Farmers want a new reform-minded farm law even if it means the end of a popular $5 billion-a-year subsidy that is paid regardless of need, the president of the largest U.S. farm group said on Sunday.
"There's a great deal of concern how this drought is going to play out in 2013," President Bob Stallman said at the opening of the American Farm Bureau convention. Sixty percent of the nation is currently under severe to extraordinary drought.
Congress is months overdue in an overhaul of U.S. farm subsidy law. Lawmakers extended the now-expired 2008 law, including the direct-payment subsidy, at the start of this month to avert a potential doubling of milk prices in the grocery stores.
Elimination of the direct payment is a top goal of reformers.
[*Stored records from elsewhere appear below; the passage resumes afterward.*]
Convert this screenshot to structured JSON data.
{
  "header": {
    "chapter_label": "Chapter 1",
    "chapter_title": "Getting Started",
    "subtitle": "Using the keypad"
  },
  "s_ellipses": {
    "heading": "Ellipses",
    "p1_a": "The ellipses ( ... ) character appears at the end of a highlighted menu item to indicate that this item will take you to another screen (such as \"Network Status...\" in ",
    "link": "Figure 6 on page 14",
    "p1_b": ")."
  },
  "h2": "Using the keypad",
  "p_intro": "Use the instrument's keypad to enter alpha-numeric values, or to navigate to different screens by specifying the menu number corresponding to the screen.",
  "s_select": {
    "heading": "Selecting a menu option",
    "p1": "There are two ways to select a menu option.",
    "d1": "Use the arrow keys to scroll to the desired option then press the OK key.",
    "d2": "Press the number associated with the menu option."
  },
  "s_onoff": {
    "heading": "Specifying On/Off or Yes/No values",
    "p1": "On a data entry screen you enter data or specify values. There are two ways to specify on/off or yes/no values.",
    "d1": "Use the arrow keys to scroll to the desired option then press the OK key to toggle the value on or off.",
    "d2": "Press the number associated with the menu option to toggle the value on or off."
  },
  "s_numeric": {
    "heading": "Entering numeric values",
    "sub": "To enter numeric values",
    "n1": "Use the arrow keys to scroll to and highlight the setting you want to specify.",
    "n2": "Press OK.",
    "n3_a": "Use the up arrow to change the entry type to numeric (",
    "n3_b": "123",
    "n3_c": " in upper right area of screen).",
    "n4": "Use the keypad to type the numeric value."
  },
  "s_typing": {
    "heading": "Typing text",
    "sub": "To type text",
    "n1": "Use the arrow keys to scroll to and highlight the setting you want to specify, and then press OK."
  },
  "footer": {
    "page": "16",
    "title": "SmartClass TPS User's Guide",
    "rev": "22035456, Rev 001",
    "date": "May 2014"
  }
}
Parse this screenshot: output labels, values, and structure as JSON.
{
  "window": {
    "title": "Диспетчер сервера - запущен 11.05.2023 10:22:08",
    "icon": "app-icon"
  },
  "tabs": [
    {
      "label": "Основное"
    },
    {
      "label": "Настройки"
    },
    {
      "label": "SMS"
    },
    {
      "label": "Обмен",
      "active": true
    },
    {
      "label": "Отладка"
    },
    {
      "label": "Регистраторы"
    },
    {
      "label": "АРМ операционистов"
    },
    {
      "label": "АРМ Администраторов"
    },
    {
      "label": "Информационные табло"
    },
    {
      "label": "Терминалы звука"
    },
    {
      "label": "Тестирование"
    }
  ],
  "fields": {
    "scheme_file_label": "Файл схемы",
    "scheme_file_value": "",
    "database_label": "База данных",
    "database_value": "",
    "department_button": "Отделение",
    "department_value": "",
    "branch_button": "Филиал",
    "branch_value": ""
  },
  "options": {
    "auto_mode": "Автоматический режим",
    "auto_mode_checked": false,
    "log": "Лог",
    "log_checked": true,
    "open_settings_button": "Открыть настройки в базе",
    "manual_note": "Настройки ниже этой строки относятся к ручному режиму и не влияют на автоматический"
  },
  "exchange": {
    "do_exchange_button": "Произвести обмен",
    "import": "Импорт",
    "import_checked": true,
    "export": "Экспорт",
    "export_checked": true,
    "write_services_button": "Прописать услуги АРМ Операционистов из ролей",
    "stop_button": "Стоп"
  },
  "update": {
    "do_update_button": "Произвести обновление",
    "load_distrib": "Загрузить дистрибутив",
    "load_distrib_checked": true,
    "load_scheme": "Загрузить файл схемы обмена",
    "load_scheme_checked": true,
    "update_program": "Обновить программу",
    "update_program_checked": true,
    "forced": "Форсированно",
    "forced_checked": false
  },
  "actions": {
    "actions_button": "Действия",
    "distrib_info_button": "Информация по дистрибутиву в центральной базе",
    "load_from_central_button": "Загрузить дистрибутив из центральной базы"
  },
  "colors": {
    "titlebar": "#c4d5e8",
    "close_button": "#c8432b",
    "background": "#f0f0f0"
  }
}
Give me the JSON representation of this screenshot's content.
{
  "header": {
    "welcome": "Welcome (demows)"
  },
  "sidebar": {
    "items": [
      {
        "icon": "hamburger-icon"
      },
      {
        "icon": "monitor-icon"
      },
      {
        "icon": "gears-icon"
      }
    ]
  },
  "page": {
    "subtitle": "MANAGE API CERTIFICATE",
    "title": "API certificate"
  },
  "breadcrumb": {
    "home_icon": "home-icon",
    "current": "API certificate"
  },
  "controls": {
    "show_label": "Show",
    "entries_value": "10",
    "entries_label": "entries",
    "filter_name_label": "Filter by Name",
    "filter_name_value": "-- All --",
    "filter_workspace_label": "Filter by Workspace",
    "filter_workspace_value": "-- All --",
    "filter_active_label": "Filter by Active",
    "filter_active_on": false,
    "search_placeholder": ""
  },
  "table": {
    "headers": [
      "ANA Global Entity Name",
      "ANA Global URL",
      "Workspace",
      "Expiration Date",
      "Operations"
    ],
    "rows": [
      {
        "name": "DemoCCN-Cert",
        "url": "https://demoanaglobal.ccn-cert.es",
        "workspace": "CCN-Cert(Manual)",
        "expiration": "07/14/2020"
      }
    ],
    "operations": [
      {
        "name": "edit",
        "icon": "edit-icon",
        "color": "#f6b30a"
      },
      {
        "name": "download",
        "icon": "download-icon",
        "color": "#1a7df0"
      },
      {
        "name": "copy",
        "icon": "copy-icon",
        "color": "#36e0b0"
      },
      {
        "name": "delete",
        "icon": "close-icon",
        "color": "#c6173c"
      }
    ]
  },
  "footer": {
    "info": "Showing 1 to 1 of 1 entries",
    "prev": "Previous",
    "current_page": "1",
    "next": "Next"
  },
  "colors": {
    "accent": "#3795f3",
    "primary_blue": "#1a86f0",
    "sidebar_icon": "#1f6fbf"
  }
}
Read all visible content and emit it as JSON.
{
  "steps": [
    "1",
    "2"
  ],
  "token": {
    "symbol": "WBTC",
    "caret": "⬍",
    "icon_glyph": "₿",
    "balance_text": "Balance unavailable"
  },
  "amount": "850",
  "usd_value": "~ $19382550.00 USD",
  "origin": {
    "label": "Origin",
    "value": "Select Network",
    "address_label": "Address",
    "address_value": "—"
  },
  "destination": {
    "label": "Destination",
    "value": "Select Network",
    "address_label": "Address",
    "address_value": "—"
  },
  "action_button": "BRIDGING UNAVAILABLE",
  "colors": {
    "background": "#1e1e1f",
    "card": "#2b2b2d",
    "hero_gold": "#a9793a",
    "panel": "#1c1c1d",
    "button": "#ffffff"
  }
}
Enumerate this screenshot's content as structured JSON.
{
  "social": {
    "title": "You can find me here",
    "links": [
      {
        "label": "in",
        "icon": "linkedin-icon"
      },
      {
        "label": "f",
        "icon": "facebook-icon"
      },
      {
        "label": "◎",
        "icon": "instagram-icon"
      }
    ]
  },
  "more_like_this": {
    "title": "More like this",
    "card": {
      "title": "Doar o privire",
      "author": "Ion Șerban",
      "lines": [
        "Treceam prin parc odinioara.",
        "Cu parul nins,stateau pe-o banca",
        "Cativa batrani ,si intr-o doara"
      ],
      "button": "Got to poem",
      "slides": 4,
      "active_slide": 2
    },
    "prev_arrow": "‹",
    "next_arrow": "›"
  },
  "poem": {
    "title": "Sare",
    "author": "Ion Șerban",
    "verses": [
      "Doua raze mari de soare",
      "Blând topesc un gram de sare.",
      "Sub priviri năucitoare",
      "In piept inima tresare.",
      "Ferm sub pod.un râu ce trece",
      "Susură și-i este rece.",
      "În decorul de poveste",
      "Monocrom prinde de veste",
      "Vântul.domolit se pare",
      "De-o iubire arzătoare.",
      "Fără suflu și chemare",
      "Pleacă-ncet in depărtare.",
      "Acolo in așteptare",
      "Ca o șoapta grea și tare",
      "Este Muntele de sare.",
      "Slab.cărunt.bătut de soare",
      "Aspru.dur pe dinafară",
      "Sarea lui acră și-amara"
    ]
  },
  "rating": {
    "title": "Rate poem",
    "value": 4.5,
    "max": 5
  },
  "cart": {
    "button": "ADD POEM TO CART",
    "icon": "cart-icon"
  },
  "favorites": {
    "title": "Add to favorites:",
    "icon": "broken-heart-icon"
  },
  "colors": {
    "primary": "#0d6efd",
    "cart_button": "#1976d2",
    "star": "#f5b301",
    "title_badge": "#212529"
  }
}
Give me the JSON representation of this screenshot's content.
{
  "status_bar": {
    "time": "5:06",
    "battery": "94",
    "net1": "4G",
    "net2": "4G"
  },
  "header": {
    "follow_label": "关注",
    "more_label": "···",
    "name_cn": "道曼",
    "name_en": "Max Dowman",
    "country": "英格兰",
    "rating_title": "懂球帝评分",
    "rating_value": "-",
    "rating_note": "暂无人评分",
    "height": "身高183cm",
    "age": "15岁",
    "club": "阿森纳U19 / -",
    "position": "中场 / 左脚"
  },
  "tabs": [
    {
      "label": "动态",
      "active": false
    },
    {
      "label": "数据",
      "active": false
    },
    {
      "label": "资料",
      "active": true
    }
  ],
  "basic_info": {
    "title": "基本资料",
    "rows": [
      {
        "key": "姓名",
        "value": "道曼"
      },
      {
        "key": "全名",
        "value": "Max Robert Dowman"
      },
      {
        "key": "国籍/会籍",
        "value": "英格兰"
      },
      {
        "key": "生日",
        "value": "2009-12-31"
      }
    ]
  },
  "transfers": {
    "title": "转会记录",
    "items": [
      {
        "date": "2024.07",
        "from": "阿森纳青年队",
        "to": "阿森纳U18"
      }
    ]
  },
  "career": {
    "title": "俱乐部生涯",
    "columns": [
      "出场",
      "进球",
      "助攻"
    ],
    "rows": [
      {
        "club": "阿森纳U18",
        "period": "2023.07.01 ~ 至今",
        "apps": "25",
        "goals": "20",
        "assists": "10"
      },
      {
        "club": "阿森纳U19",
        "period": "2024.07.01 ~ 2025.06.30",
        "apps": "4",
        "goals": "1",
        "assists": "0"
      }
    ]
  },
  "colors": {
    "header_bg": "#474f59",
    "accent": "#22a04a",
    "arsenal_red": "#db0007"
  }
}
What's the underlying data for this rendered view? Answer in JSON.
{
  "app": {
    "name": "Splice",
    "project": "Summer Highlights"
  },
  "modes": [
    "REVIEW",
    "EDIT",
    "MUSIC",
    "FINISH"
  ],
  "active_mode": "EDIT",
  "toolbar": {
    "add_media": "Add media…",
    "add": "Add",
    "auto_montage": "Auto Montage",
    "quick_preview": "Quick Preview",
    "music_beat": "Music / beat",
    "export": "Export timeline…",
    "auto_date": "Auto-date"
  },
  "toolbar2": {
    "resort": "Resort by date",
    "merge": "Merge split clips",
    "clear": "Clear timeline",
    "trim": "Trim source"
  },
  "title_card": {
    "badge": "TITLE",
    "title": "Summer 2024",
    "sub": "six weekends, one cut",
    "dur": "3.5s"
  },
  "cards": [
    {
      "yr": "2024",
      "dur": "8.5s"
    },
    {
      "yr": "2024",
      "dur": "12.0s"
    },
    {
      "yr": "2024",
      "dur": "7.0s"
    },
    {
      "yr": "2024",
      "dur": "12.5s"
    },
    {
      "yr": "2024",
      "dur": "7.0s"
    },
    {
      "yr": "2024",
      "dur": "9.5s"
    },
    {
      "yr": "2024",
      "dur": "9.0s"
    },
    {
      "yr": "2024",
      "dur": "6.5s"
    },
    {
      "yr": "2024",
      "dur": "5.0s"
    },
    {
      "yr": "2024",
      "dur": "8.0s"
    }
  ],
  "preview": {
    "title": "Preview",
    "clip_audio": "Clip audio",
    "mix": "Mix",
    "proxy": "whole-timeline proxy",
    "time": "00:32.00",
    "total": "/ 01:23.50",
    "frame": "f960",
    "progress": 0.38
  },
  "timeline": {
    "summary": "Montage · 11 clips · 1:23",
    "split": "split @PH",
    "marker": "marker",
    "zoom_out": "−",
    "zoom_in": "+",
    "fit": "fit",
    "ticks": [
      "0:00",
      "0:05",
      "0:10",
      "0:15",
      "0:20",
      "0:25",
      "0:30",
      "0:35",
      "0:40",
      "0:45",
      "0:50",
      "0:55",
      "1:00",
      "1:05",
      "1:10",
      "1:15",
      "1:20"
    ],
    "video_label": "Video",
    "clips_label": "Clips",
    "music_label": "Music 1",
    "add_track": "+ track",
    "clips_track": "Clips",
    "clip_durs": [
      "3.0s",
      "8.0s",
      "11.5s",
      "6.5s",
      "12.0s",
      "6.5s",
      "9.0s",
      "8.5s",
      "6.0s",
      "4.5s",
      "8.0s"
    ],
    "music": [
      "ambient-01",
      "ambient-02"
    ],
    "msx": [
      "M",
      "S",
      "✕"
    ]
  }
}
They say the subsidy is wasteful during an agricultural boom that dates from 2006.
Bills approved last year by the Senate and by the House Agriculture Committee proposed an end to the subsidy with some of the savings put into a new insurance-like farm program that shields growers from low prices and poor yields.
"We are willing to accept that (elimination) as a foregone conclusion," Stallman told reporters, as part of phasing down traditional subsidies in favor of crop insurance and other risk management tools.
Although the Senate passed its five-year, $500 billion farm bill in June, House Republican leaders refused to call a vote on a House version because of infighting over additional spending cuts. The Senate bill cut spending by $23 billion over 10 years and the House bill called for $35 billion, including the largest cuts in a generation in food stamps for the poor.
"Now, we need the new Congress to show the leadership needed to pass long-term farm policy and enact the kind of reforms that the Senate and House Agriculture Committee have approved," Stallman said in a convention-opening speech.
Both bills could cut farm subsidies by $13 billion and conservation programs by $6 billion. They disagree on food stamp cuts and how extensive the new revenue protection program would be.
With election-year pressure gone, prospects are brighter for a new farm bill, Stallman said.
Continuing budget pressures could prompt Congress to look at farm programs for budget cuts this year, he added. Agriculture is willing to do its share, Stallman said, but "we don't want to be the piggy bank."